So, I’m just going to throw this out there. If you get an email from a couple of veterans who claim they rescued a sultan’s son and got a big payout in gold, it might be a scam.
And by maybe, I mean it’s a scam.
The demand for physical gold has gone through the roof in the midst of economic chaos caused by the coronavirus. We’re beginning to see shortages of some bullion products. As more people pile into the market, the number of scammers looking to take advantage of gullible investors also increases.
Recently, some guy started commenting on the SchiffGold Facebook page, claiming he could sell you “cheap gold” directly from African mines. This was certainly a scam.
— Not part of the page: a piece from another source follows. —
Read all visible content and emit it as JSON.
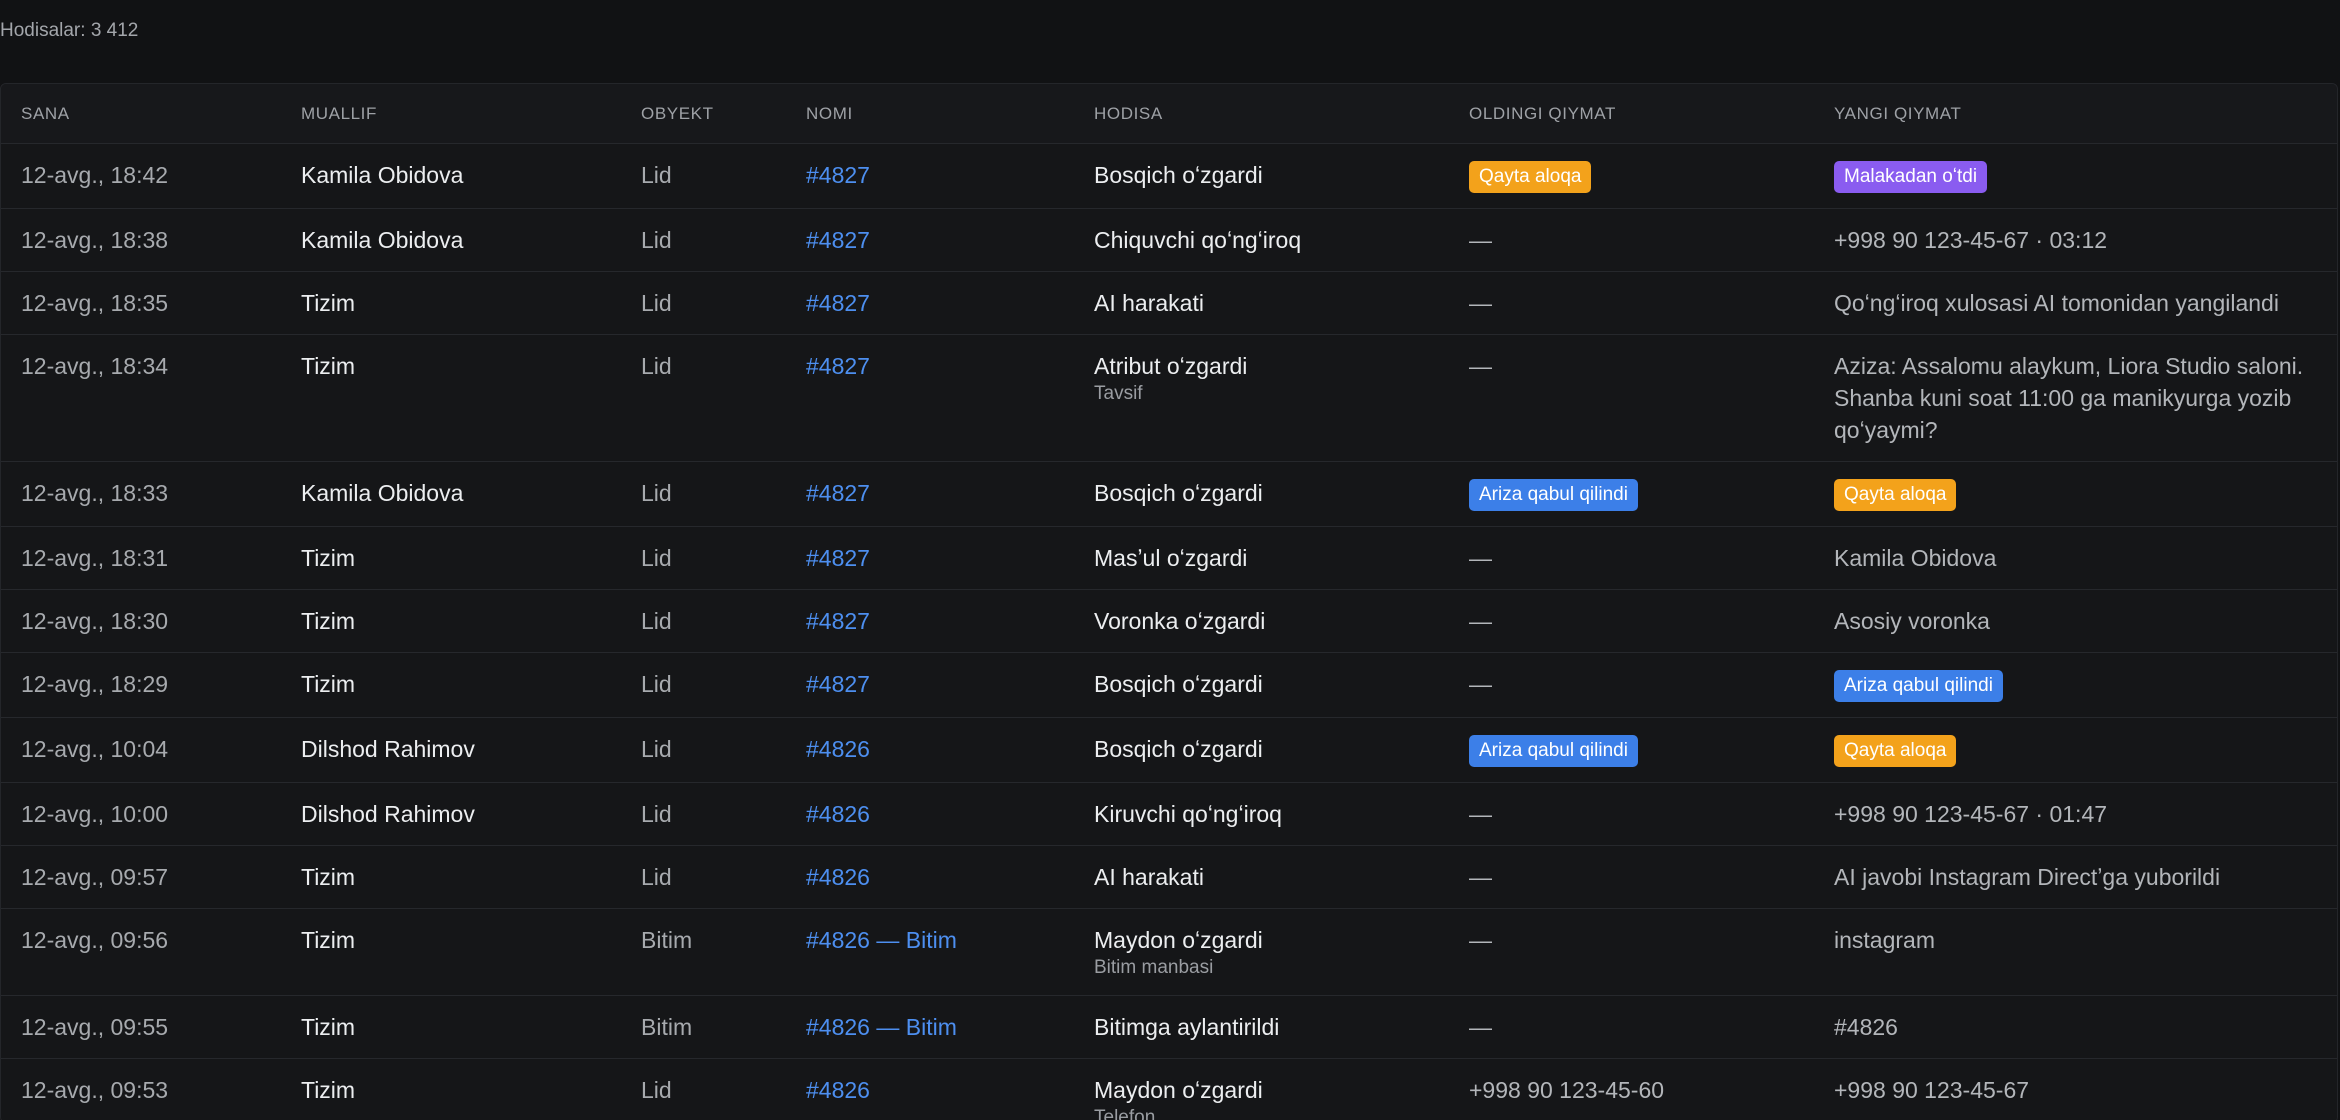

Why would anybody sell gold “cheap” when they can easily command a market price?
The answer to that question is they wouldn’t.
Here’s a tip for you.
If some guy comes up to you in a gas station parking lot and tries to sell you gold, don’t buy it.
Seriously. Just say, “No!”
Every other day or so, I get Facebook friend requests from beautiful women. I would like to think it’s because of my handsome face and insightful commentary on why taxation is theft. But I’m pretty certain that’s not what’s going on here.
Nope. The ugly truth is that these are fake accounts trolling for – well I’m not exactly sure what they’re trolling for. I am quick on the delete button when profiles of “women” with no friends in common, no information about themselves on their profile, and no posts other than a few photos, pop up on that friend request list. So, I’m a little in the dark on the specifics of the game they’re playing, but I’m certain that it is likely something that, if taken to its conclusion, would lighten my wallet and likely damage my pride.
I really shouldn’t have to tell you this. But if Bruce Springsteen gets in contact with you and asks you to help him ship his stash of gold home from Dubai, you might want to be a little suspicious.
Seriously. Be suspicious. Just a little.
I’m a pretty cynical person. And I don’t really trust people. To call me skeptical would be an understatement. I’m the guy who wastes time Googling an even slightly sketchy sounding story posted on Facebook to see if it’s really true. So, I don’t think I would be very easy to scam.
Now, I’m not arrogant enough to think it could never happen. I’m sure there are ways I could be fooled. But I still find it really difficult to understand how some of these scammers ever make a dime. I mean, who actually believes that Nigerian prince is going to send them $8 million? Who actually goes to Target to buy gift cards to send to the Indian IRS agent? (Yes. That is a thing.) And who goes to a storage facility to buy cheap gold?
That last one … It just happened.
If you check your spam folder right now, I can almost guarantee that you will find that somebody has sent you a scam email. They promise you cash, business opportunities and sometimes they even promise you riches in silver and gold!
I just checked my spam folder. Here’s what I got.
This week, I want to talk about scams.
“But however mysterious is nature, however ignorant the doctor, however imperfect the present state of physical science, the patronage and the success of quacks and quackeries are infinitely more wonderful than those of honest and laborious men of science and their careful experiments.” – P.T. Barnum
Yes. There are plenty of quacks in the world. And you’ll find more than your fair share in the realm of precious metals investing. There are scammers and con artists, and smooth talkers galore out there, eager to separate the unwary from their hard-earned cash.